* [Work item]
If a line in the records below contains "detail", copy that line.

★ ★ ★ ★ ★ ★ ★

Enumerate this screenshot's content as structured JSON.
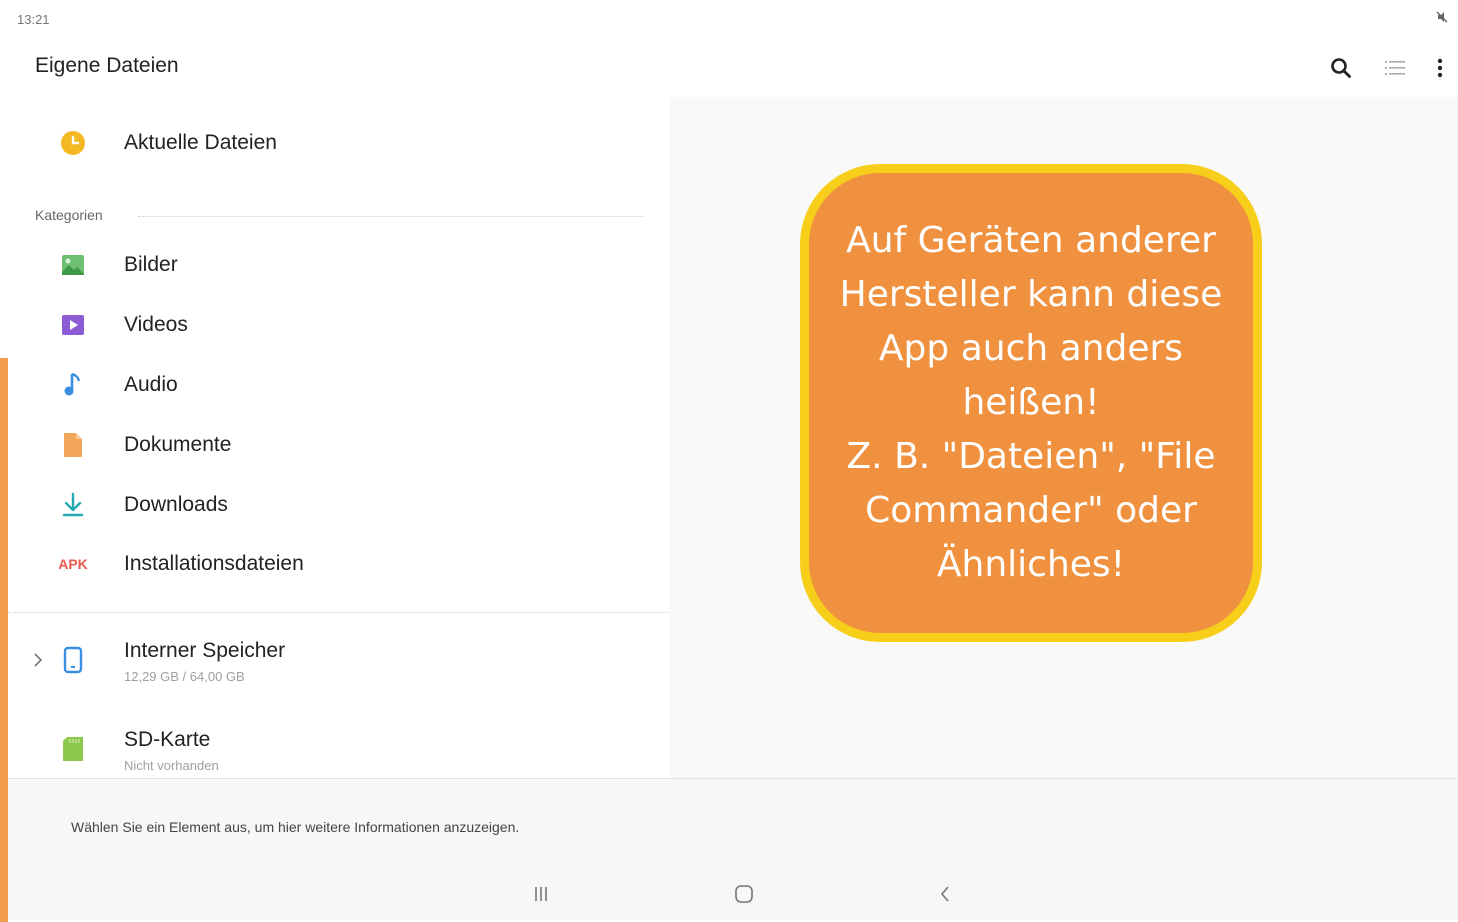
{
  "status_bar": {
    "time": "13:21"
  },
  "header": {
    "title": "Eigene Dateien"
  },
  "sidebar": {
    "recent": {
      "label": "Aktuelle Dateien"
    },
    "categories_label": "Kategorien",
    "categories": [
      {
        "label": "Bilder",
        "icon": "image-icon"
      },
      {
        "label": "Videos",
        "icon": "video-icon"
      },
      {
        "label": "Audio",
        "icon": "music-note-icon"
      },
      {
        "label": "Dokumente",
        "icon": "document-icon"
      },
      {
        "label": "Downloads",
        "icon": "download-icon"
      },
      {
        "label": "Installationsdateien",
        "icon": "apk-icon",
        "icon_text": "APK"
      }
    ],
    "storage": [
      {
        "label": "Interner Speicher",
        "detail": "12,29 GB / 64,00 GB",
        "icon": "phone-icon"
      },
      {
        "label": "SD-Karte",
        "detail": "Nicht vorhanden",
        "icon": "sd-card-icon"
      }
    ]
  },
  "footer": {
    "info_text": "Wählen Sie ein Element aus, um hier weitere Informationen anzuzeigen."
  },
  "callout": {
    "text": "Auf Geräten anderer Hersteller kann diese App auch anders heißen!\nZ. B. \"Dateien\", \"File Commander\" oder Ähnliches!"
  },
  "colors": {
    "accent_orange": "#f0913f",
    "callout_border": "#f7cf1b"
  }
}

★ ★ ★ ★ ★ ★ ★

* [Exercise output]
        "detail": "12,29 GB / 64,00 GB",
        "detail": "Nicht vorhanden",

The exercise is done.